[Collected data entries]
---+---

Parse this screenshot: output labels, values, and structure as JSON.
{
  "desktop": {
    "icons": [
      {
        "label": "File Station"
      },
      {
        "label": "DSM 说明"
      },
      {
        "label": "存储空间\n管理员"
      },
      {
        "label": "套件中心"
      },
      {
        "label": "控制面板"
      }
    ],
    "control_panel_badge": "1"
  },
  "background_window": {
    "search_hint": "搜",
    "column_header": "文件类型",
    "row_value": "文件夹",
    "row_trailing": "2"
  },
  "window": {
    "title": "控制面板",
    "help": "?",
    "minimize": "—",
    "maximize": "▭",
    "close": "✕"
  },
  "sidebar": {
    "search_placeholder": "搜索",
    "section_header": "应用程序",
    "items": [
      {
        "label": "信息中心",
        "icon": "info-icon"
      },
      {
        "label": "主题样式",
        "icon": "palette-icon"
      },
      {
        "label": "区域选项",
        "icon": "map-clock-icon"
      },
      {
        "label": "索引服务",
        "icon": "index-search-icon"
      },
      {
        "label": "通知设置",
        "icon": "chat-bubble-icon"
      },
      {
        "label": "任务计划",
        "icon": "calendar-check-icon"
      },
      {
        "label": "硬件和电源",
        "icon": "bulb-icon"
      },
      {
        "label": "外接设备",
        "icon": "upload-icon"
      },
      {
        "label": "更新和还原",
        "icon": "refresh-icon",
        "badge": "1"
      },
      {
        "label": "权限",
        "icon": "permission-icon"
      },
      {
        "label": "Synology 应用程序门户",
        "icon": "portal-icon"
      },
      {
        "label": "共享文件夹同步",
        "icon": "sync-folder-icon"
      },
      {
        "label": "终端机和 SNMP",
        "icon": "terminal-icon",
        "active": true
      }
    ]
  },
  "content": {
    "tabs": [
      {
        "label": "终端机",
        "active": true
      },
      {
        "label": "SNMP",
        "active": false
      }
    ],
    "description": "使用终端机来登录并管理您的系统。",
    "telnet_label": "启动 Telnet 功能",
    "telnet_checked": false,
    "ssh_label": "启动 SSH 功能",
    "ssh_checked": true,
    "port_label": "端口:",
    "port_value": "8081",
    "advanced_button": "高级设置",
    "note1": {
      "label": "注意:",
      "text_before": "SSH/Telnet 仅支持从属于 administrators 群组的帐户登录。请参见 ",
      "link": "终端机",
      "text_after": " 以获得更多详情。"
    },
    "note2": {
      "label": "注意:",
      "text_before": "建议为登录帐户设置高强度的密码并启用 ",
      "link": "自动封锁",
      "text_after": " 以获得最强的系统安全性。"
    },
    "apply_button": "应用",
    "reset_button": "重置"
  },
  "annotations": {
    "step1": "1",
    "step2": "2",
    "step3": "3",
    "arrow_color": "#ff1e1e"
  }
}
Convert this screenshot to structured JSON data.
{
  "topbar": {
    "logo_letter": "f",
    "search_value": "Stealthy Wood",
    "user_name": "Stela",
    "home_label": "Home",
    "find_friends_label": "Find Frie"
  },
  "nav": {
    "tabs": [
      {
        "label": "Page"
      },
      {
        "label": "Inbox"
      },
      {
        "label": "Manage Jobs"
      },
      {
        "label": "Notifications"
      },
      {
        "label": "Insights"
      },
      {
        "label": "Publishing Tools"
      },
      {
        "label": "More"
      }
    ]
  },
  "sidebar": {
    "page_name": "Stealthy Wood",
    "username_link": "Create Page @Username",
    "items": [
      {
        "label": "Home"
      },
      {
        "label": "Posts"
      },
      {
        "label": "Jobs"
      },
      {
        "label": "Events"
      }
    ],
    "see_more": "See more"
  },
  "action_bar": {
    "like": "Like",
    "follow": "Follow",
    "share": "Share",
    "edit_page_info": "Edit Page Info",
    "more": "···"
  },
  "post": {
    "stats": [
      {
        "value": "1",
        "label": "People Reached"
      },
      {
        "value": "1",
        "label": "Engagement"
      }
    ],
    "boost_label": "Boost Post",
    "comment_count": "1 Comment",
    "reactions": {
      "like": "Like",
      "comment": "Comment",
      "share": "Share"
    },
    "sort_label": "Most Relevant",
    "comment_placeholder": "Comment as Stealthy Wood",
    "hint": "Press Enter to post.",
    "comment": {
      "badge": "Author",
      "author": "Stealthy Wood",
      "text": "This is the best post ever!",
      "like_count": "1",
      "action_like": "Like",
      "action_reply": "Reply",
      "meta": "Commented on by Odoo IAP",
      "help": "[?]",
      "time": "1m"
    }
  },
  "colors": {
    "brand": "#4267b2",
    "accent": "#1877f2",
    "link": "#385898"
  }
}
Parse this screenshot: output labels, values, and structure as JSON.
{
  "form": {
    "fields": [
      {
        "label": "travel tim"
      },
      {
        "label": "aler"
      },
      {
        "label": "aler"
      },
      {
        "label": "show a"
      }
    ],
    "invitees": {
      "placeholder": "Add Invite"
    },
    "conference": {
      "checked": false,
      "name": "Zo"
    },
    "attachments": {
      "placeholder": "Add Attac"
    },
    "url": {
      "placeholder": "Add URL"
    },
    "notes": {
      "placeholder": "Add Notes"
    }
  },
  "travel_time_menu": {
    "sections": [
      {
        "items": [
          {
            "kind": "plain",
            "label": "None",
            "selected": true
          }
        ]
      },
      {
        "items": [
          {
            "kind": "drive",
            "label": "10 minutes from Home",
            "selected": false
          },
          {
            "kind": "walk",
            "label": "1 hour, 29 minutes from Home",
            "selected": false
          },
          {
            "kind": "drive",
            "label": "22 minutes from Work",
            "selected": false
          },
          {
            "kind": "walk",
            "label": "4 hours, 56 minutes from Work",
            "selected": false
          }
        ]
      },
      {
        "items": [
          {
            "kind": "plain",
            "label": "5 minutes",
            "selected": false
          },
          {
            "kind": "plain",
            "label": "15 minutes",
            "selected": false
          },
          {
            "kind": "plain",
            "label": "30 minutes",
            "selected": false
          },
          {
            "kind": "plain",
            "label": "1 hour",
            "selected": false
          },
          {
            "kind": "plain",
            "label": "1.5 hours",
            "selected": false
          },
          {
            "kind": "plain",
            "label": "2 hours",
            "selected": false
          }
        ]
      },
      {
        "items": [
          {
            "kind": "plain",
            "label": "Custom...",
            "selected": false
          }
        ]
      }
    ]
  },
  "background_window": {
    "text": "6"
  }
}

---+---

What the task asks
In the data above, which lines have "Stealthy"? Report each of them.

Answer box
    "search_value": "Stealthy Wood",
    "page_name": "Stealthy Wood",
    "comment_placeholder": "Comment as Stealthy Wood",
      "author": "Stealthy Wood",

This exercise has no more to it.